“We coach people through the emotional journey, because you can make some really crummy decisions when you’re feeling terrified, or feeling like your back is against the wall,” says Kate. “If you’re the person who’s been left, for example, you can feel that you should get more, and that you’re entitled not to have your life disrupted because it wasn’t your decision. But that’s not a reasonable stance to take when it comes to sorting out your finances,” she explains. “So helping people work through that kind of anger before they come anywhere near negotiating their financial outcomes is something that we have found helps people come out with a better settlement.”
With the company boasting a 95% success rate in untying the knot amicably, perhaps the proof is in the pudding.
It’s all well and good hoping for a harmonious divorce, but the current legal system in the UK doesn’t necessarily set the landscape for that. As it stands, one party must apply for divorce on one of five grounds: adultery, unreasonable behaviour, desertion, having lived apart for more than two years if both agree to the divorce; or having lived apart for at least five years if they don’t. This fault-based system paves the way for a blame game, which is known to incite tensions between couples. “Ultimately, unhappiness is not a legally sound reason for the court to grant a divorce,” explains Emma Davies, partner and solicitor in the family team at Nelsons.
“We should be moving away from this idea that a divorce is some kind of failure”
From April 2022, however, there will be a new, no-fault approach to divorce law in England and Wales, which it’s hoped will contribute towards making divorce less combative. “Under the proposed law, one spouse will only have to state that the marriage has broken down irretrievably. The new bill also removes the possibility of contesting the decision to divorce,” says Emma, adding that the intention is to improve legislation that notably “exacerbates conflict and harm to an already fragile relationship.”
With this law might come a change in public perception of divorce, and perhaps it’s about time. Divorce is a practical function: it signals the end of a relationship that once worked, but doesn’t now. It doesn’t need to signal additional pain and suffering. There are exceptions where it goes deeper than that, of course – abusive relationships being just one – but if we could remove some of the associated acrimony from divorce by reframing it in our minds as a society, couldn’t we prevent a lot of unnecessary, prolonged heartache?
“We’re trying to change the narrative around divorce,” says Amicable’s Kate. “We should be moving away from this idea that a divorce is some kind of failure. We are living longer, so the likelihood of having just one serious, long-term relationship in your lifetime is now very slim. It’s normal for people to have multiple relationships, and if they don’t work out after a period of time, they’re not necessarily a failure.”

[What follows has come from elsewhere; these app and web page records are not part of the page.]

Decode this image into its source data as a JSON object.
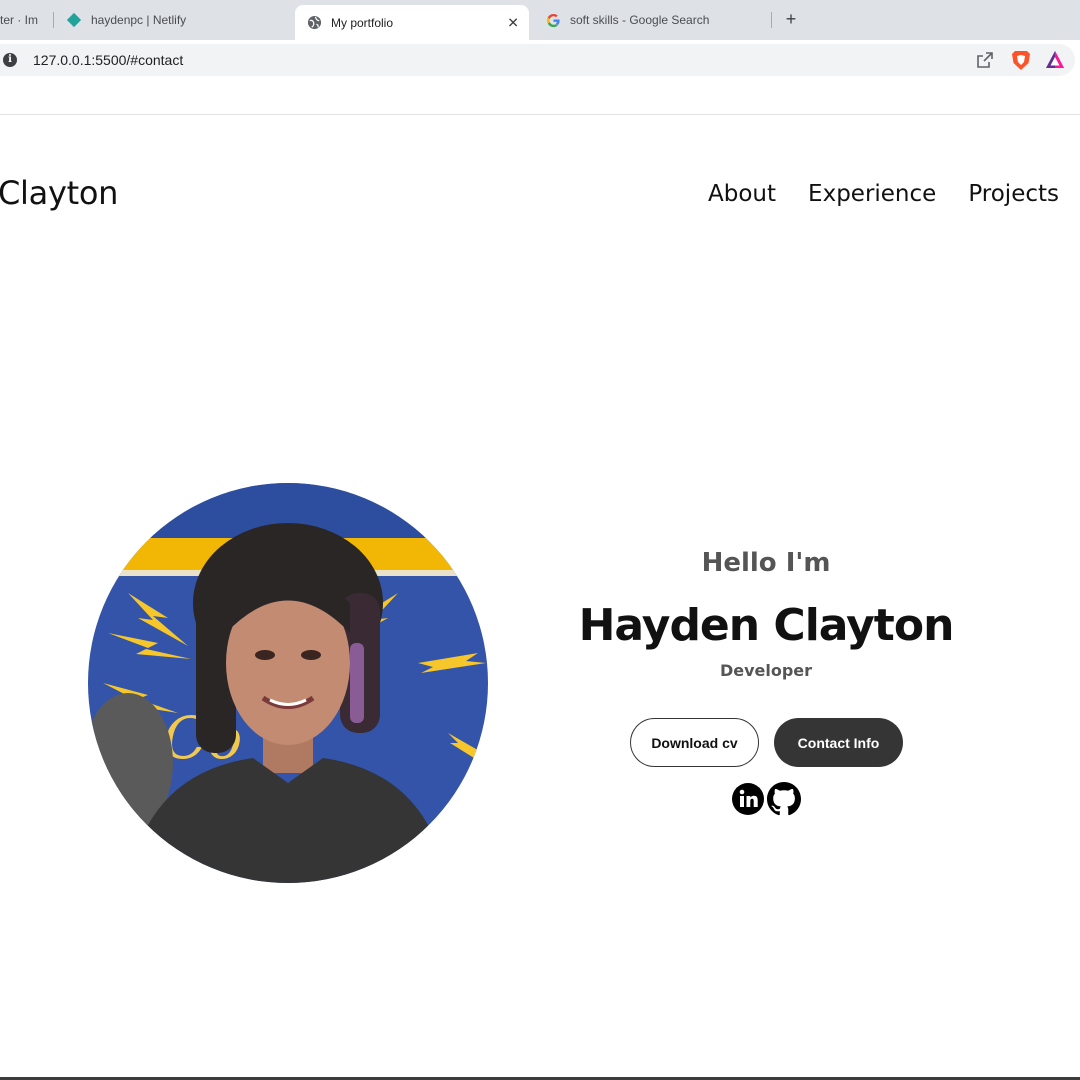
{
  "browser": {
    "tabs": [
      {
        "label": "ter · Im",
        "active": false
      },
      {
        "label": "haydenpc | Netlify",
        "active": false
      },
      {
        "label": "My portfolio",
        "active": true
      },
      {
        "label": "soft skills - Google Search",
        "active": false
      }
    ],
    "close_glyph": "✕",
    "new_tab_glyph": "+",
    "site_info_glyph": "i",
    "url": "127.0.0.1:5500/#contact",
    "icons": [
      "share-icon",
      "brave-shields-icon",
      "brave-rewards-icon",
      "netlify-icon",
      "globe-icon",
      "google-icon"
    ],
    "colors": {
      "tabstrip": "#dee1e6",
      "omnibox": "#f1f3f4",
      "netlify": "#20a39a",
      "brave": "#fb542b"
    }
  },
  "site": {
    "brand": "Clayton",
    "nav": [
      "About",
      "Experience",
      "Projects"
    ],
    "hero": {
      "greeting": "Hello I'm",
      "name": "Hayden Clayton",
      "role": "Developer",
      "buttons": {
        "download": "Download cv",
        "contact": "Contact Info"
      },
      "social": [
        "linkedin-icon",
        "github-icon"
      ]
    },
    "colors": {
      "text": "#111111",
      "muted": "#555555",
      "button_dark": "#353535"
    }
  }
}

Sarah certainly feels this way. “The default reaction when I talk about my divorce is, ‘Oh, I’m so sorry this happened to you, it’s just awful.’ But I find that really jarring. I’ve decided that my divorce is a good thing, and I so deeply believe it’s a good thing.”
Divorce, when amicable, can be empowering. It’s acknowledging that something may have been right at the time, but it isn’t now – and it’s taking a necessary step towards positive change. So sure, you can laugh at Gwyneth Paltrow and Chris Martin’s pretentious phrasing – but maybe they had it right with conscious uncoupling all along.
*Name has been changed